[ related topics: Interactive Drama Star Wars Erotic Technology and Culture ]

comments in ascending chronological order (reverse):

#Comment made: 2002-02-21 05:30:39+00 by: other_todd

I've been speculating on that too, Dan. I put an aside in a journal entry yesterday that I liked Diane Duane's So You Want To Be a Wizard more than the Harry Potter books in at least one key respect: In Rowling's universe, you're born to wizardry and that's that; in Duane's, you're only what you make of yourself - Horatio Alger-style wizardry, if you will. I even went so far as to suggest that this might be a case of British vs. American sensibilities, but I dunno - that's too pat. The thing is, I do believe it's been a tradition in this country to assume that anyone can haul themselves up by their bootstraps and become a hero, and I also think this has traditionally been a very popular message. So why is it in decline? Is it economic (traditionally the message has been the most popular in hard times)? Or is there some change in our national character I should worry about?

#Comment made: 2002-02-21 05:30:39+00 by: Dan Lyke

I'm loathe to play "good old days" because most of the ways in which people think the good old days were better are wrong, but I think this is a change in our national character, and I think it's bad. The problem with the belief that anyone can achieve greatness is that it demands soul searching: Why am I not great? As the whole "handing my abilities over to a higher power" appeal of AA and similar programs show, people want to believe that they aren't in control, and need the crutch of appealing to something outside of themselves to change their own behavior and thinking. Personally I'd rather live in a culture where people believe they can, but aren't trying hard enough yet.

#Comment made: 2002-02-21 05:30:39+00 by: Larry Burton

I think ya'll are missing a little something on this. I don't know about ya'll but when I really immerse myself into a story, whether it's a book, a movie or a good tv show, I'm watching through the eyes of the hero. It may be that the message isn't that some people are born to greatness, but I'm (the person watching through the eyes of the hero) born to greatness. I guess the message all depends upon the perspective of the reader/viewer and the way one's imagination works.

#Comment made: 2002-02-21 05:30:40+00 by: Dan Lyke

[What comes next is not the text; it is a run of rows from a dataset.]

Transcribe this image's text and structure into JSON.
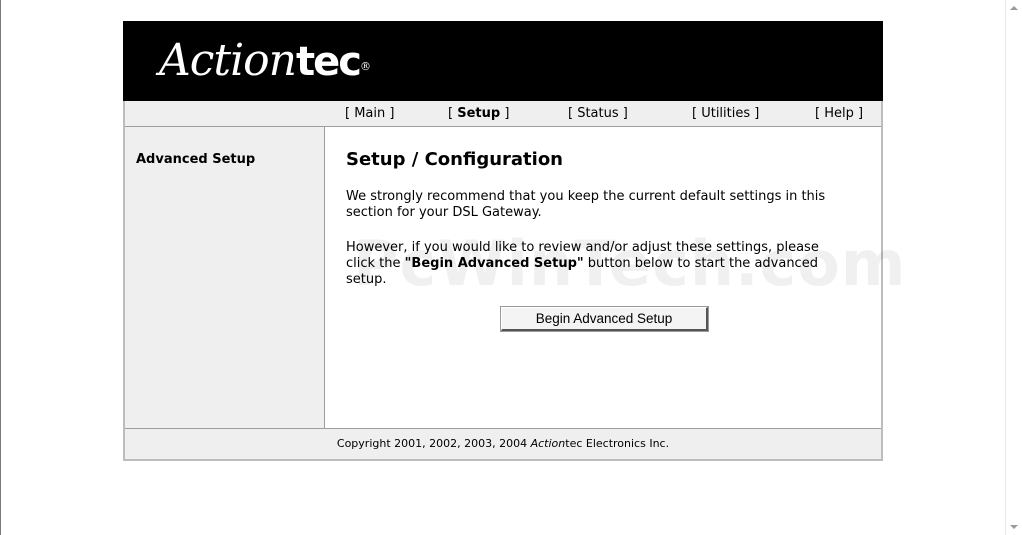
{
  "header": {
    "logo_text": "Action",
    "logo_tec": "tec",
    "logo_registered": "®"
  },
  "nav": {
    "main": "[ Main ]",
    "setup_open": "[ ",
    "setup": "Setup",
    "setup_close": " ]",
    "status": "[ Status ]",
    "utilities": "[ Utilities ]",
    "help": "[ Help ]"
  },
  "sidebar": {
    "title": "Advanced Setup"
  },
  "main": {
    "title": "Setup / Configuration",
    "paragraph1": "We strongly recommend that you keep the current default settings in this section for your DSL Gateway.",
    "paragraph2_before": "However, if you would like to review and/or adjust these settings, please click the ",
    "paragraph2_bold": "\"Begin Advanced Setup\"",
    "paragraph2_after": " button below to start the advanced setup.",
    "button_label": "Begin Advanced Setup",
    "watermark": "PcWinTech.com"
  },
  "footer": {
    "copyright_before": "Copyright 2001, 2002, 2003, 2004 ",
    "brand_italic": "Action",
    "brand_rest": "tec Electronics Inc."
  },
  "colors": {
    "banner": "#000000",
    "panel": "#efefef",
    "border": "#9d9d9d"
  }
}
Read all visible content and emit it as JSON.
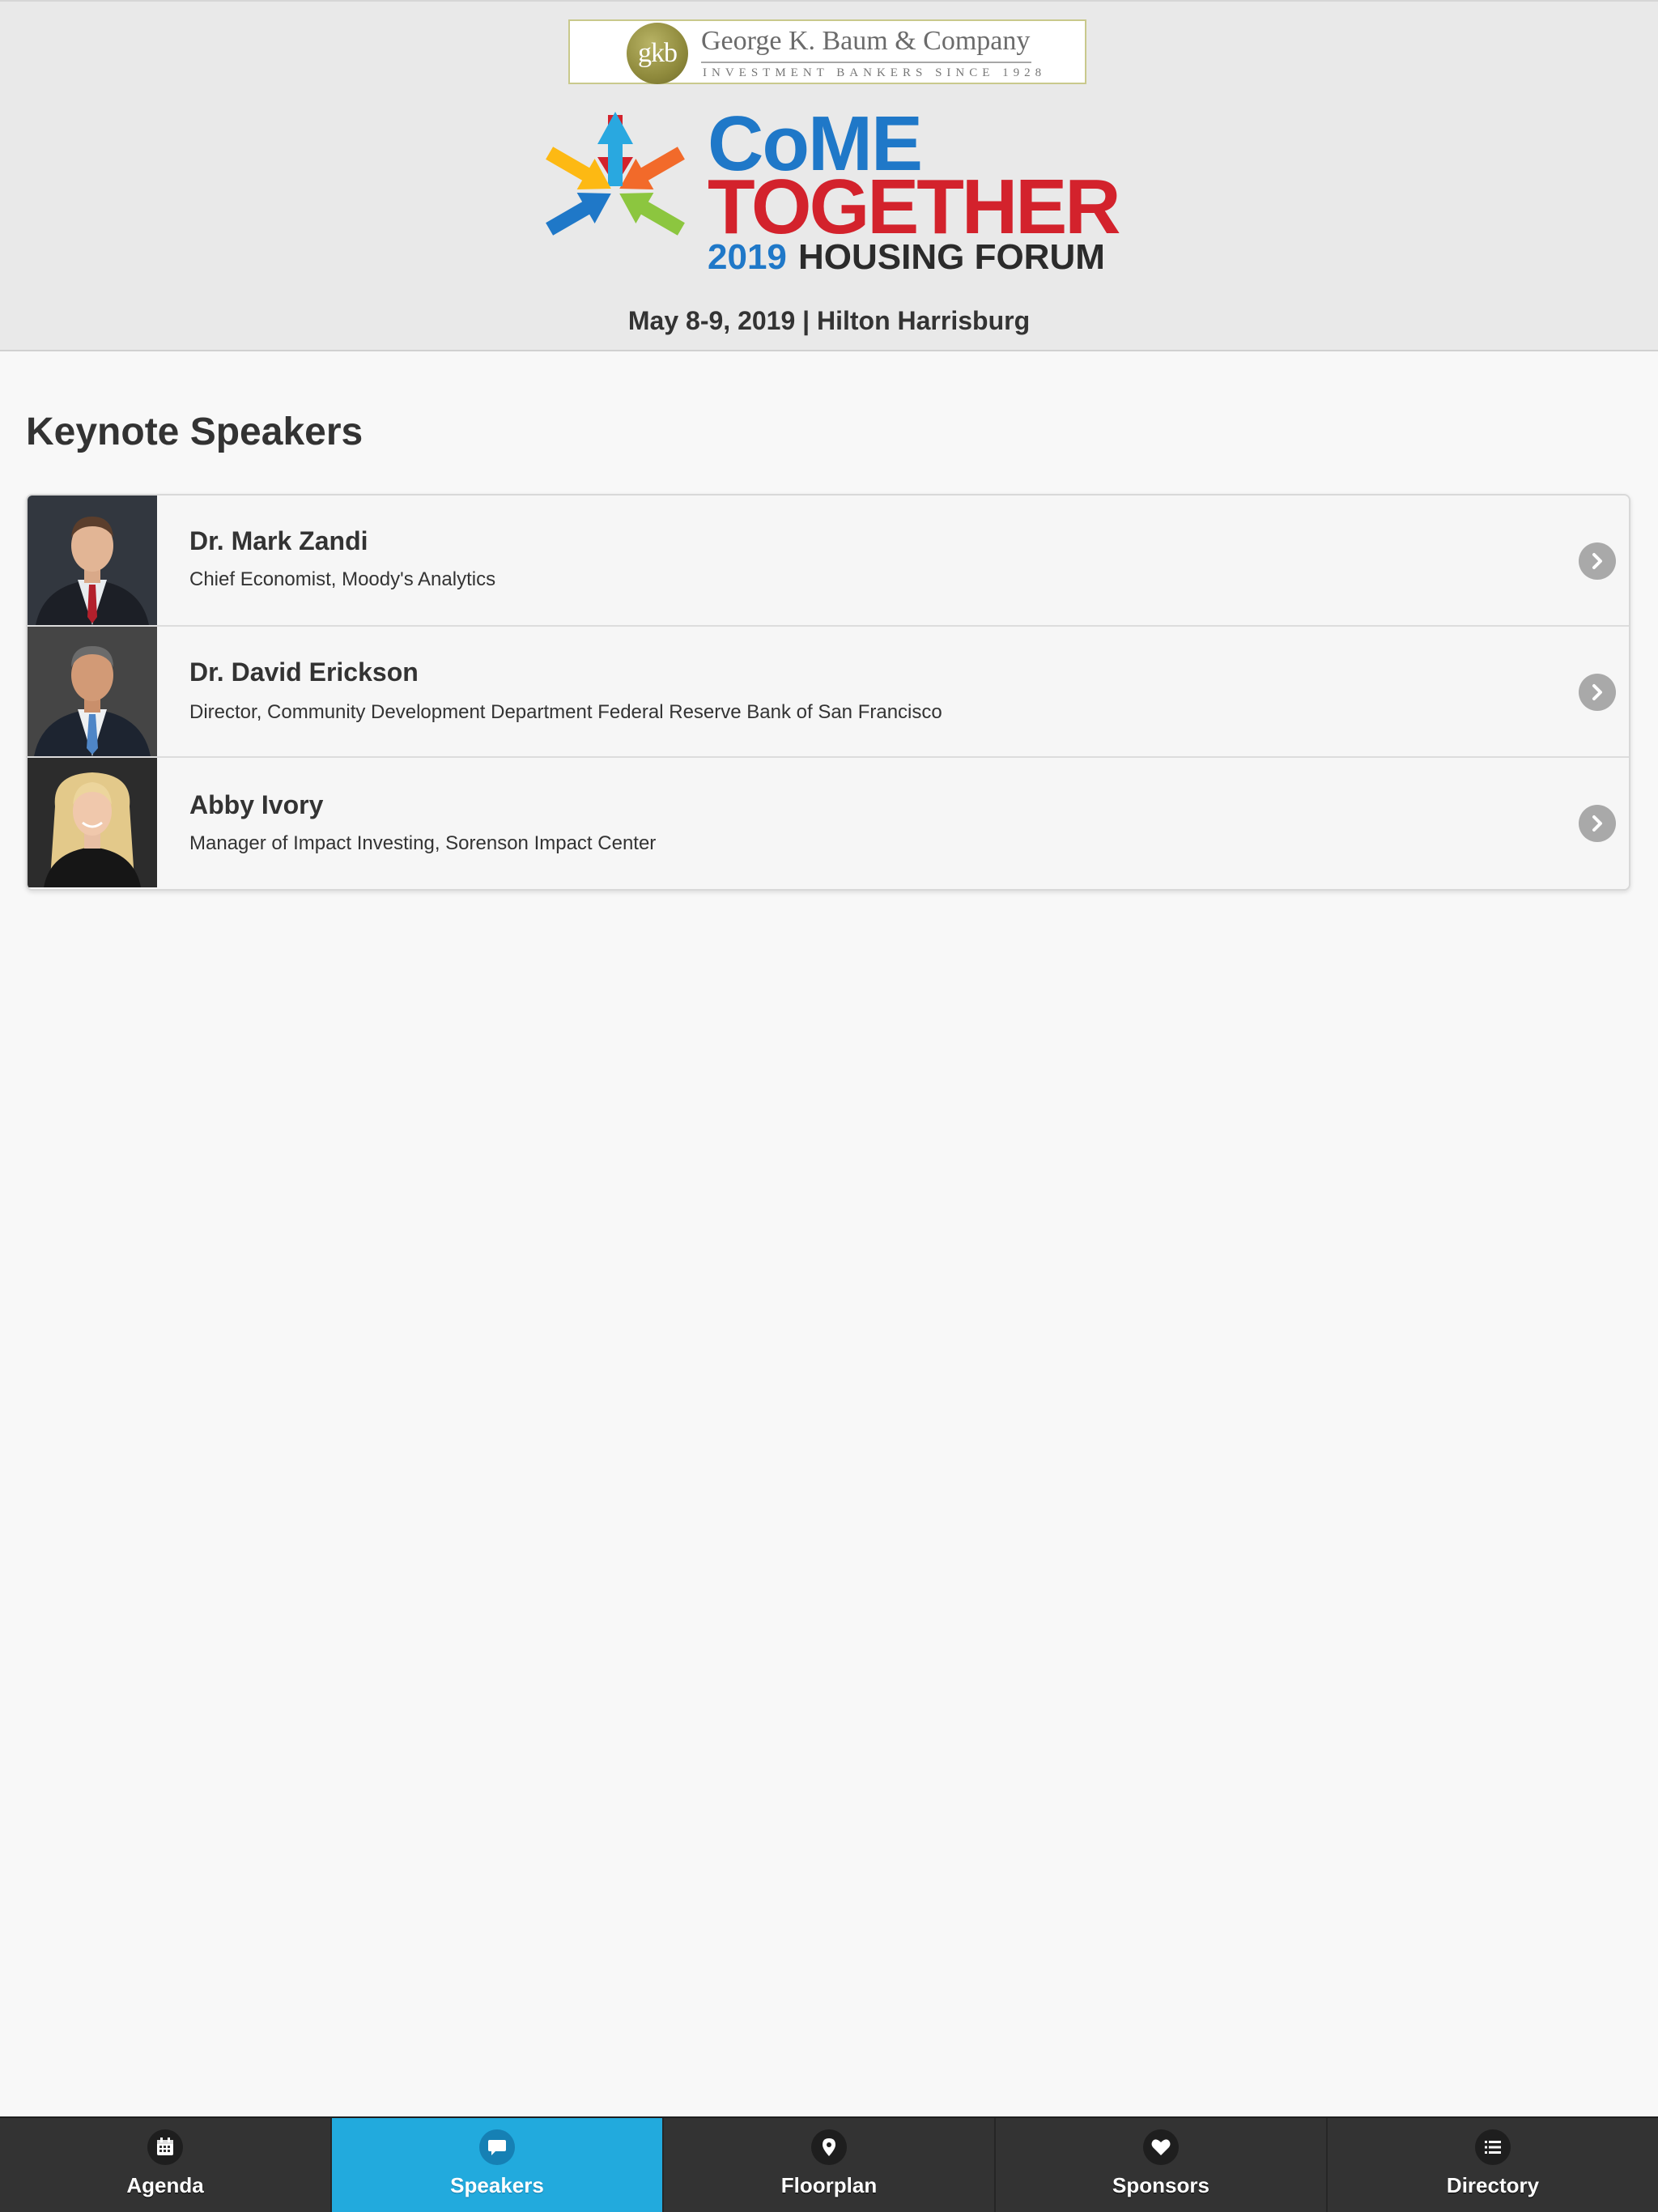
{
  "header": {
    "sponsor_seal_text": "gkb",
    "sponsor_name": "George K. Baum & Company",
    "sponsor_tagline": "INVESTMENT BANKERS SINCE 1928",
    "logo": {
      "line1": "CoME",
      "line2": "TOGETHER",
      "year": "2019",
      "subtitle": "HOUSING FORUM",
      "colors": [
        "#d3222c",
        "#f26a2a",
        "#8cc63f",
        "#29a8e0",
        "#1f78c8",
        "#fdb913"
      ]
    },
    "event_line": "May 8-9, 2019 | Hilton Harrisburg"
  },
  "main": {
    "section_title": "Keynote Speakers",
    "speakers": [
      {
        "name": "Dr. Mark Zandi",
        "title": "Chief Economist, Moody's Analytics"
      },
      {
        "name": "Dr. David Erickson",
        "title": "Director, Community Development Department Federal Reserve Bank of San Francisco"
      },
      {
        "name": "Abby Ivory",
        "title": "Manager of Impact Investing, Sorenson Impact Center"
      }
    ]
  },
  "tabbar": {
    "active_color": "#22aadd",
    "tabs": [
      {
        "label": "Agenda",
        "icon": "calendar-icon",
        "active": false
      },
      {
        "label": "Speakers",
        "icon": "speech-bubble-icon",
        "active": true
      },
      {
        "label": "Floorplan",
        "icon": "map-pin-icon",
        "active": false
      },
      {
        "label": "Sponsors",
        "icon": "heart-icon",
        "active": false
      },
      {
        "label": "Directory",
        "icon": "list-icon",
        "active": false
      }
    ]
  }
}
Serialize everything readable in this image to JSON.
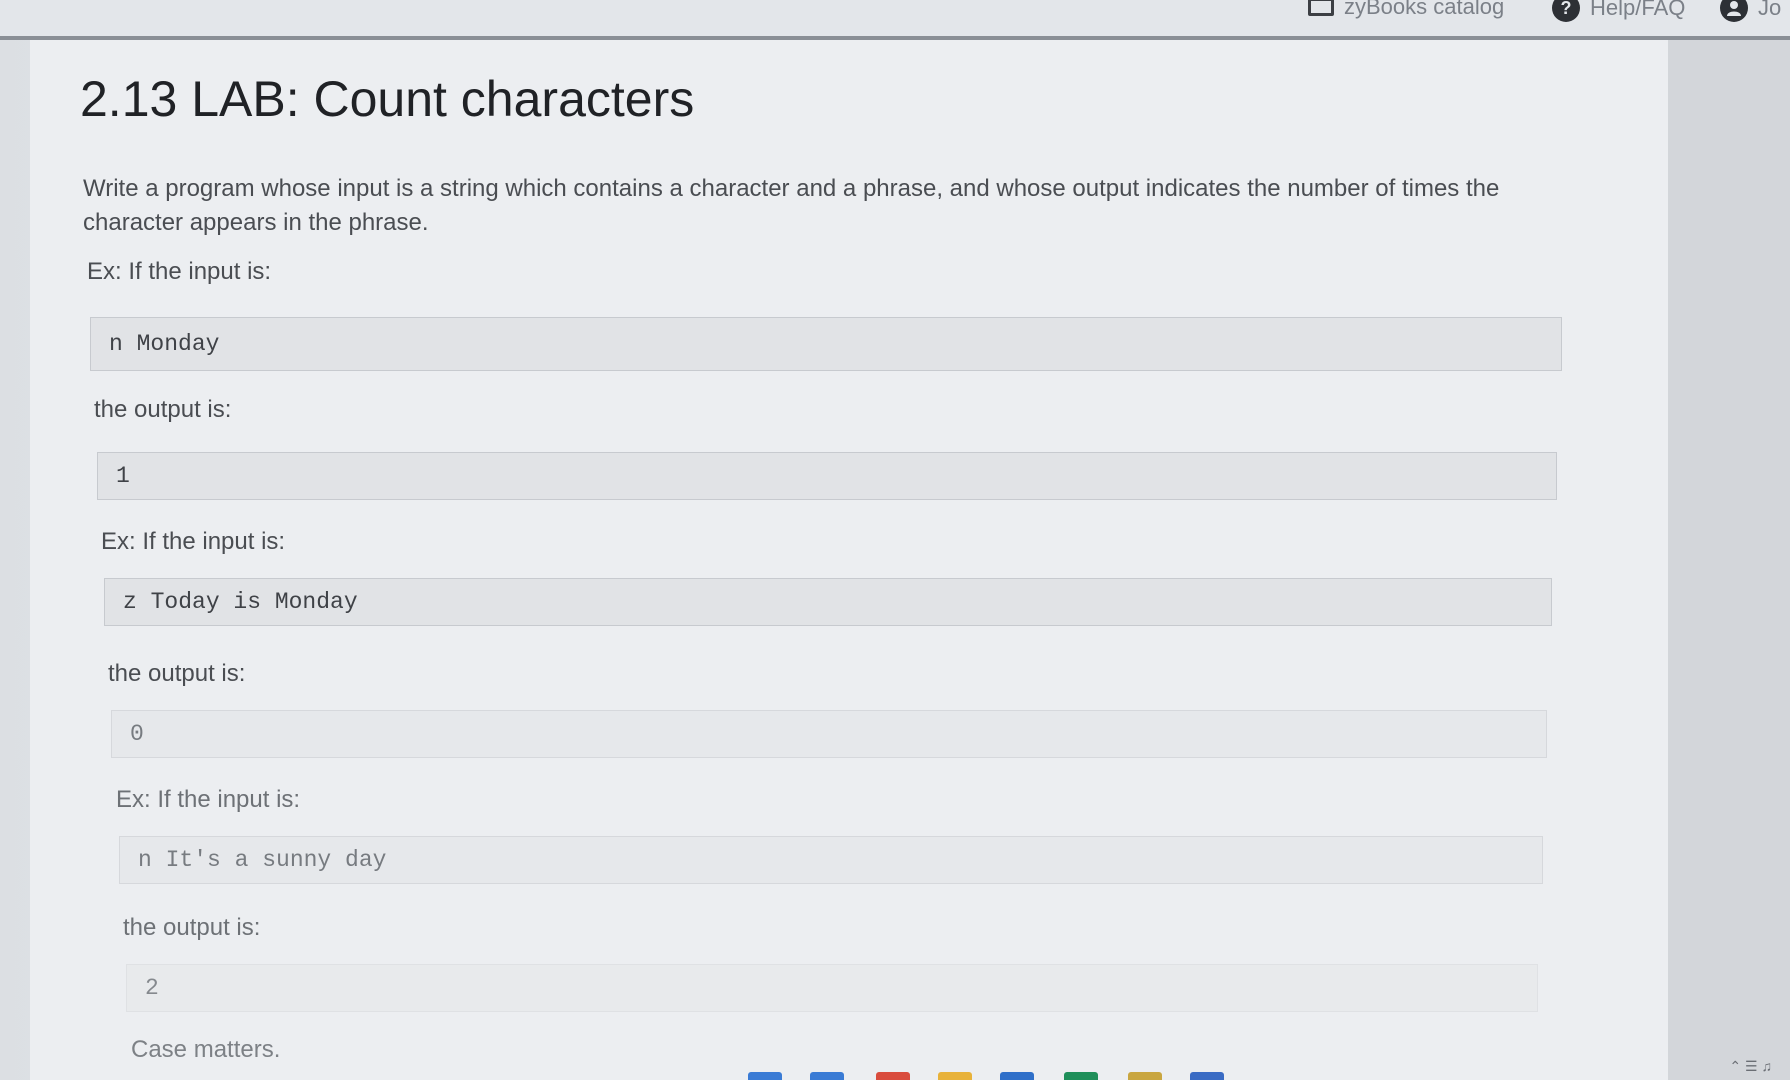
{
  "header": {
    "catalog_label": "zyBooks catalog",
    "help_label": "Help/FAQ",
    "help_icon_glyph": "?",
    "user_label": "Jo"
  },
  "lab": {
    "title": "2.13 LAB: Count characters",
    "intro": "Write a program whose input is a string which contains a character and a phrase, and whose output indicates the number of times the character appears in the phrase.",
    "examples": [
      {
        "input_label": "Ex: If the input is:",
        "input": "n Monday",
        "output_label": "the output is:",
        "output": "1"
      },
      {
        "input_label": "Ex: If the input is:",
        "input": "z Today is Monday",
        "output_label": "the output is:",
        "output": "0"
      },
      {
        "input_label": "Ex: If the input is:",
        "input": "n It's a sunny day",
        "output_label": "the output is:",
        "output": "2"
      }
    ],
    "note": "Case matters."
  },
  "taskbar": {
    "icon_colors": [
      "#3a7bd5",
      "#3a7bd5",
      "#d94c3d",
      "#e8b23a",
      "#2f6fc9",
      "#1f8f5a",
      "#c9a640",
      "#3a6bc4"
    ],
    "tray_icons": [
      "chevron-up-icon",
      "wifi-icon",
      "volume-icon"
    ]
  },
  "colors": {
    "page_bg": "#eceef1",
    "code_bg": "#e1e3e6",
    "title_text": "#202226",
    "body_text": "#4a4d52"
  }
}
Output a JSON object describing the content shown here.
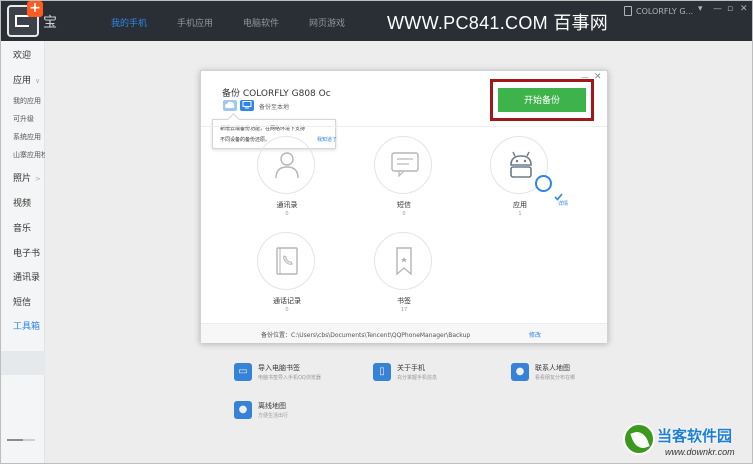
{
  "app": {
    "name": "宝",
    "nav_tabs": [
      "我的手机",
      "手机应用",
      "电脑软件",
      "网页游戏"
    ],
    "watermark": "WWW.PC841.COM 百事网",
    "device": "COLORFLY G..."
  },
  "sidebar": {
    "items": [
      {
        "label": "欢迎",
        "type": "cat"
      },
      {
        "label": "应用",
        "type": "cat",
        "arrow": "∨"
      },
      {
        "label": "我的应用",
        "type": "sub"
      },
      {
        "label": "可升级",
        "type": "sub"
      },
      {
        "label": "系统应用",
        "type": "sub"
      },
      {
        "label": "山寨应用检测",
        "type": "sub"
      },
      {
        "label": "照片",
        "type": "cat",
        "arrow": ">"
      },
      {
        "label": "视频",
        "type": "cat"
      },
      {
        "label": "音乐",
        "type": "cat"
      },
      {
        "label": "电子书",
        "type": "cat"
      },
      {
        "label": "通讯录",
        "type": "cat",
        "arrow": ">"
      },
      {
        "label": "短信",
        "type": "cat"
      },
      {
        "label": "工具箱",
        "type": "cat",
        "active": true
      }
    ]
  },
  "tools": [
    {
      "name": "导入电脑书签",
      "desc": "电脑书签导入手机QQ浏览器"
    },
    {
      "name": "关于手机",
      "desc": "充分掌握手机信息"
    },
    {
      "name": "联系人地图",
      "desc": "看看朋友分布在哪"
    },
    {
      "name": "离线地图",
      "desc": "方便生活出行"
    }
  ],
  "dialog": {
    "title": "备份 COLORFLY G808 Oc",
    "destination": "备份至本地",
    "start_button": "开始备份",
    "tooltip": {
      "line1": "新增云端备份功能，在网络环境下支持",
      "line2": "不同设备的备份还原。",
      "link": "我知道了"
    },
    "categories": [
      {
        "label": "通讯录",
        "count": "0",
        "icon": "contact-icon"
      },
      {
        "label": "短信",
        "count": "0",
        "icon": "sms-icon"
      },
      {
        "label": "应用",
        "count": "1",
        "icon": "android-icon",
        "detail": "详情",
        "checked": true
      },
      {
        "label": "通话记录",
        "count": "0",
        "icon": "call-log-icon"
      },
      {
        "label": "书签",
        "count": "17",
        "icon": "bookmark-icon"
      }
    ],
    "footer": {
      "path_label": "备份位置：C:\\Users\\cbs\\Documents\\Tencent\\QQPhoneManager\\Backup",
      "edit": "修改"
    }
  },
  "brand": {
    "name": "当客软件园",
    "url": "www.downkr.com"
  },
  "colors": {
    "accent": "#2e86e6",
    "start_button": "#3fb34b",
    "highlight_frame": "#a3161a",
    "titlebar": "#2a2f35"
  }
}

Good point. I think I find it easier to identify with the ordinary person tossed into extraordinary circumstances than vice-versa, although in my first example of such a situation, Die Hard[Wiki], the rest of the ordinary people weren't much to speak of. And pouring water on the theory of "better in the old days", from then we got Superman[Wiki].